"I was throwing it at a group of guys and he happened to be hit," Trejo explained in a Guardian interview in 2012. "So we all had gas-chamber offences, and we were taken to the hole and I remember saying: 'God, if you're there, everything will turn out the way it's supposed to. If you're not, I'm fucked.'"
Apparently, God was listening, because this scrape with death became the catalyst that would propel the Hollywood hard-nut to stardom. With no witnesses willing to testify against him, Trejo walked away from his solitary cell, narrowly avoiding a state-sanctioned execution.
This incident prompted the actor to quit booze and drugs once he was released and he quickly got to work turning his life around.
"I discovered AA and Narcotics Anonymous," he told the Guardian. "My sponsor took me to a programme called RIF - Recover, Independence and Freedom - working with teen drug addicts. Even now, kids come up and say: 'Trejo, what's up? You helped me years ago'. So that's been a blessing."
It was through one of the kids he was working with that Trejo would land his big break.
One night in 1985, the recently reformed convict got a call from one of the boys he was mentoring, asking him to come down to his place work to ensure he didn't get tempted by all the cocaine that was around on the job.

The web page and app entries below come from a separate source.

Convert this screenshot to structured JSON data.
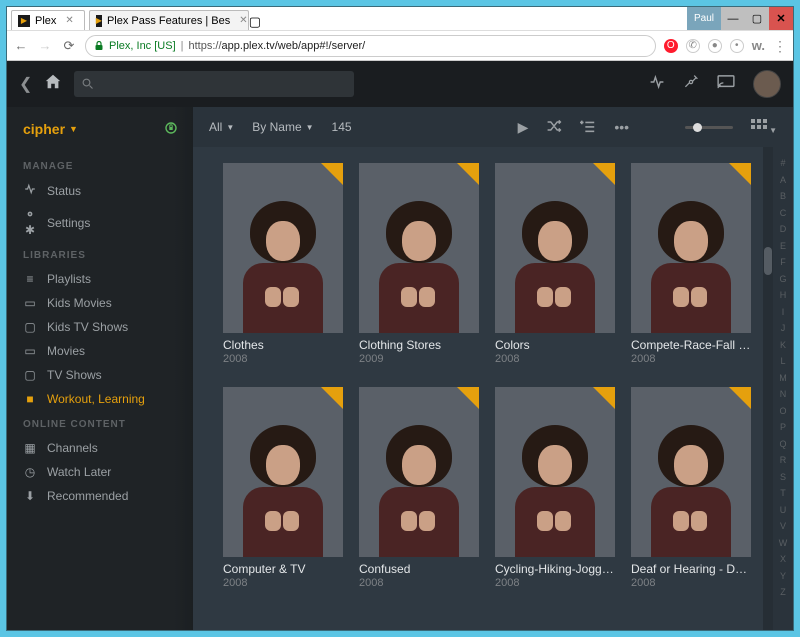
{
  "browser": {
    "tabs": [
      {
        "title": "Plex",
        "active": true
      },
      {
        "title": "Plex Pass Features | Bes",
        "active": false
      }
    ],
    "user_badge": "Paul",
    "url_host": "Plex, Inc [US]",
    "url_prefix": "https://",
    "url_path": "app.plex.tv/web/app#!/server/"
  },
  "server": {
    "name": "cipher"
  },
  "sidebar": {
    "sections": {
      "manage": {
        "label": "MANAGE",
        "items": [
          {
            "label": "Status",
            "icon": "activity"
          },
          {
            "label": "Settings",
            "icon": "gear"
          }
        ]
      },
      "libraries": {
        "label": "LIBRARIES",
        "items": [
          {
            "label": "Playlists",
            "icon": "list"
          },
          {
            "label": "Kids Movies",
            "icon": "film"
          },
          {
            "label": "Kids TV Shows",
            "icon": "tv"
          },
          {
            "label": "Movies",
            "icon": "film"
          },
          {
            "label": "TV Shows",
            "icon": "tv"
          },
          {
            "label": "Workout, Learning",
            "icon": "video",
            "active": true
          }
        ]
      },
      "online": {
        "label": "ONLINE CONTENT",
        "items": [
          {
            "label": "Channels",
            "icon": "grid"
          },
          {
            "label": "Watch Later",
            "icon": "clock"
          },
          {
            "label": "Recommended",
            "icon": "download"
          }
        ]
      }
    }
  },
  "toolbar": {
    "filter": "All",
    "sort": "By Name",
    "count": "145"
  },
  "items": [
    {
      "title": "Clothes",
      "year": "2008"
    },
    {
      "title": "Clothing Stores",
      "year": "2009"
    },
    {
      "title": "Colors",
      "year": "2008"
    },
    {
      "title": "Compete-Race-Fall B...",
      "year": "2008"
    },
    {
      "title": "Computer & TV",
      "year": "2008"
    },
    {
      "title": "Confused",
      "year": "2008"
    },
    {
      "title": "Cycling-Hiking-Jogging",
      "year": "2008"
    },
    {
      "title": "Deaf or Hearing - Do ...",
      "year": "2008"
    }
  ],
  "alpha": [
    "#",
    "A",
    "B",
    "C",
    "D",
    "E",
    "F",
    "G",
    "H",
    "I",
    "J",
    "K",
    "L",
    "M",
    "N",
    "O",
    "P",
    "Q",
    "R",
    "S",
    "T",
    "U",
    "V",
    "W",
    "X",
    "Y",
    "Z"
  ]
}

On his arrival, Trejo found himself on a film set.
"It was the film Runaway Train with John Voight and Eric Roberts," he told Men's Fitness. "You have to understand that this was 1985, and on movie sets you could walk into production and cocaine lines were right there on the table. It wasn't even hidden. It was unbelievable."
It was here on the film set that he was recognised and approached by the movie's screenwriter.
"This guy comes storming across the set," he told the Guardian. "He said: 'You're Danny Trejo!' He recognised my tattoos. He'd seen me box in San Quentin, so they hired me to train Eric Roberts how to box. I learned how not to behave on a movie set from Eric Roberts. He was very demanding."
After appearing in Runaway Train, the job offers started flowing.
"I remember the first time anyone interviewed me," he told Grantland. "It was this young Chicana... out of college, real into La Raza - 'Danny, don't you feel you're being stereotyped? You're always playing the mean Chicano dude with tattoos'. So I lifted up my shirt and said, 'What are you talking about? I am the mean Chicano dude with tattoos'."
You can't argue with that.